- [THE TASK] Though the entries contain pictures, the copy you make should hold only the rest, exactly as written.

─── MATERIAL SHOWN ───

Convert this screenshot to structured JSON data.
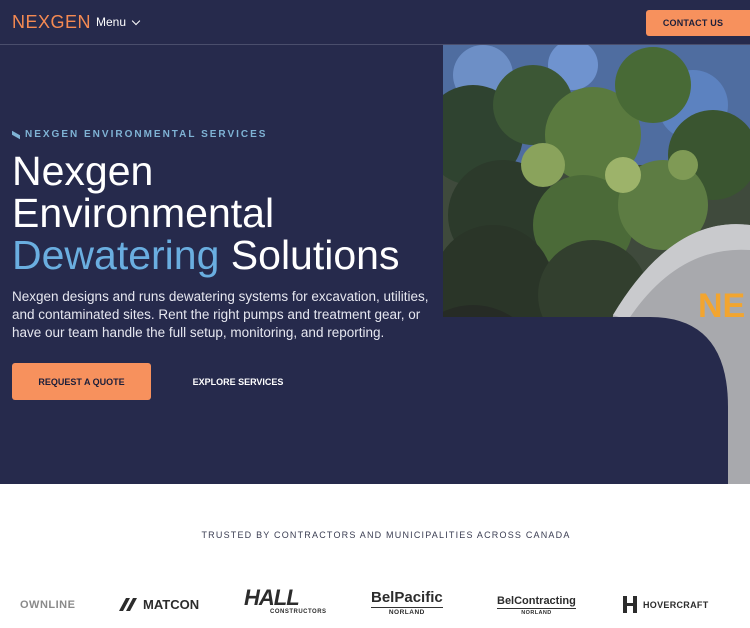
{
  "header": {
    "logo": "NEXGEN",
    "menu_label": "Menu",
    "contact_label": "CONTACT US"
  },
  "hero": {
    "eyebrow": "NEXGEN ENVIRONMENTAL SERVICES",
    "headline_line1": "Nexgen",
    "headline_line2": "Environmental",
    "headline_accent": "Dewatering",
    "headline_end": "Solutions",
    "description": "Nexgen designs and runs dewatering systems for excavation, utilities, and contaminated sites. Rent the right pumps and treatment gear, or have our team handle the full setup, monitoring, and reporting.",
    "primary_cta": "REQUEST A QUOTE",
    "secondary_cta": "EXPLORE SERVICES",
    "photo_tank_text": "NE"
  },
  "trusted": {
    "title": "TRUSTED BY CONTRACTORS AND MUNICIPALITIES ACROSS CANADA",
    "logos": {
      "ownline": "OWNLINE",
      "matcon": "MATCON",
      "hall": "HALL",
      "hall_sub": "CONSTRUCTORS",
      "belpacific": "BelPacific",
      "belpacific_sub": "NORLAND",
      "belcontracting": "BelContracting",
      "belcontracting_sub": "NORLAND",
      "hovercraft": "HOVERCRAFT"
    }
  },
  "colors": {
    "hero_bg": "#262a4c",
    "accent_orange": "#f7915d",
    "accent_blue": "#6aaee0"
  }
}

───

- [RESPONSE BELOW]
Convert this screenshot to structured JSON data.
{
  "header": {
    "logo": "NEXGEN",
    "menu_label": "Menu",
    "contact_label": "CONTACT US"
  },
  "hero": {
    "eyebrow": "NEXGEN ENVIRONMENTAL SERVICES",
    "headline_line1": "Nexgen",
    "headline_line2": "Environmental",
    "headline_accent": "Dewatering",
    "headline_end": "Solutions",
    "description": "Nexgen designs and runs dewatering systems for excavation, utilities, and contaminated sites. Rent the right pumps and treatment gear, or have our team handle the full setup, monitoring, and reporting.",
    "primary_cta": "REQUEST A QUOTE",
    "secondary_cta": "EXPLORE SERVICES",
    "photo_tank_text": "NE"
  },
  "trusted": {
    "title": "TRUSTED BY CONTRACTORS AND MUNICIPALITIES ACROSS CANADA",
    "logos": {
      "ownline": "OWNLINE",
      "matcon": "MATCON",
      "hall": "HALL",
      "hall_sub": "CONSTRUCTORS",
      "belpacific": "BelPacific",
      "belpacific_sub": "NORLAND",
      "belcontracting": "BelContracting",
      "belcontracting_sub": "NORLAND",
      "hovercraft": "HOVERCRAFT"
    }
  },
  "colors": {
    "hero_bg": "#262a4c",
    "accent_orange": "#f7915d",
    "accent_blue": "#6aaee0"
  }
}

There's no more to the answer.